• [ACTIVITY] Write out the data word for word and omit every picture.

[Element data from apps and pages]
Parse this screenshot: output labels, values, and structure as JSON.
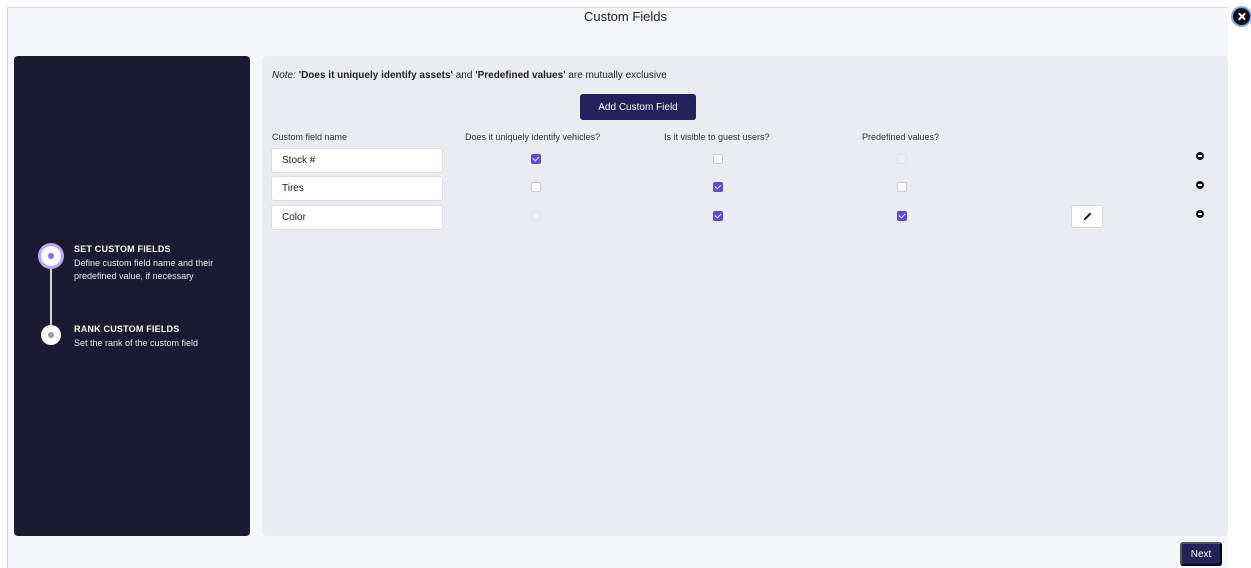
{
  "window": {
    "title": "Custom Fields",
    "close_icon": "close-circle-icon"
  },
  "sidebar": {
    "steps": [
      {
        "title": "SET CUSTOM FIELDS",
        "description": "Define custom field name and their predefined value, if necessary",
        "state": "active"
      },
      {
        "title": "RANK CUSTOM FIELDS",
        "description": "Set the rank of the custom field",
        "state": "pending"
      }
    ]
  },
  "main": {
    "note": {
      "prefix": "Note:",
      "part1": "'Does it uniquely identify assets'",
      "and": "and",
      "part2": "'Predefined values'",
      "suffix": "are mutually exclusive"
    },
    "add_button": "Add Custom Field",
    "columns": [
      "Custom field name",
      "Does it uniquely identify vehicles?",
      "Is it visible to guest users?",
      "Predefined values?"
    ],
    "rows": [
      {
        "name": "Stock #",
        "uniquely_identifies": "checked",
        "visible_to_guests": "unchecked",
        "predefined_values": "disabled",
        "has_edit": false
      },
      {
        "name": "Tires",
        "uniquely_identifies": "unchecked",
        "visible_to_guests": "checked",
        "predefined_values": "unchecked",
        "has_edit": false
      },
      {
        "name": "Color",
        "uniquely_identifies": "disabled",
        "visible_to_guests": "checked",
        "predefined_values": "checked",
        "has_edit": true
      }
    ]
  },
  "footer": {
    "next_button": "Next"
  },
  "colors": {
    "sidebar_bg": "#1b1a30",
    "primary_button": "#23205b",
    "checkbox_checked": "#5a48e8",
    "panel_bg": "#eaecf1"
  }
}
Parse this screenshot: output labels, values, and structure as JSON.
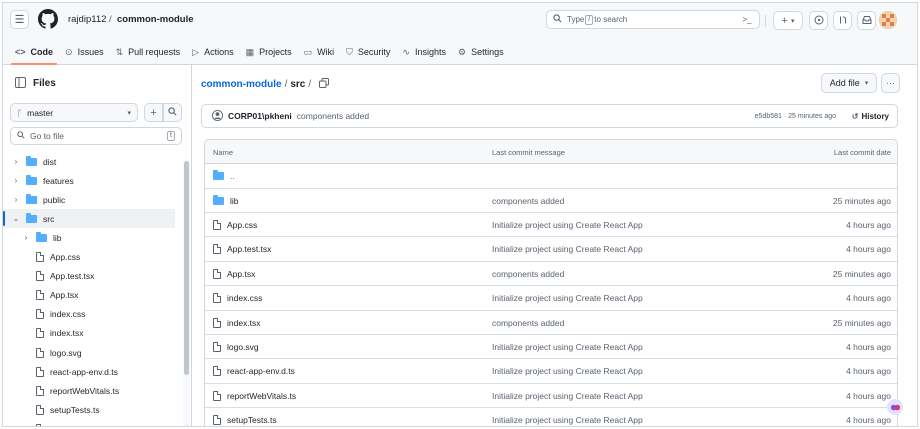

• [EXERCISE RESULT]
Parse this screenshot: output labels, values, and structure as JSON.
{
  "window": {
    "title": "Custom Fields",
    "close_icon": "close-circle-icon"
  },
  "sidebar": {
    "steps": [
      {
        "title": "SET CUSTOM FIELDS",
        "description": "Define custom field name and their predefined value, if necessary",
        "state": "active"
      },
      {
        "title": "RANK CUSTOM FIELDS",
        "description": "Set the rank of the custom field",
        "state": "pending"
      }
    ]
  },
  "main": {
    "note": {
      "prefix": "Note:",
      "part1": "'Does it uniquely identify assets'",
      "and": "and",
      "part2": "'Predefined values'",
      "suffix": "are mutually exclusive"
    },
    "add_button": "Add Custom Field",
    "columns": [
      "Custom field name",
      "Does it uniquely identify vehicles?",
      "Is it visible to guest users?",
      "Predefined values?"
    ],
    "rows": [
      {
        "name": "Stock #",
        "uniquely_identifies": "checked",
        "visible_to_guests": "unchecked",
        "predefined_values": "disabled",
        "has_edit": false
      },
      {
        "name": "Tires",
        "uniquely_identifies": "unchecked",
        "visible_to_guests": "checked",
        "predefined_values": "unchecked",
        "has_edit": false
      },
      {
        "name": "Color",
        "uniquely_identifies": "disabled",
        "visible_to_guests": "checked",
        "predefined_values": "checked",
        "has_edit": true
      }
    ]
  },
  "footer": {
    "next_button": "Next"
  },
  "colors": {
    "sidebar_bg": "#1b1a30",
    "primary_button": "#23205b",
    "checkbox_checked": "#5a48e8",
    "panel_bg": "#eaecf1"
  }
}
Parse this screenshot: output labels, values, and structure as JSON.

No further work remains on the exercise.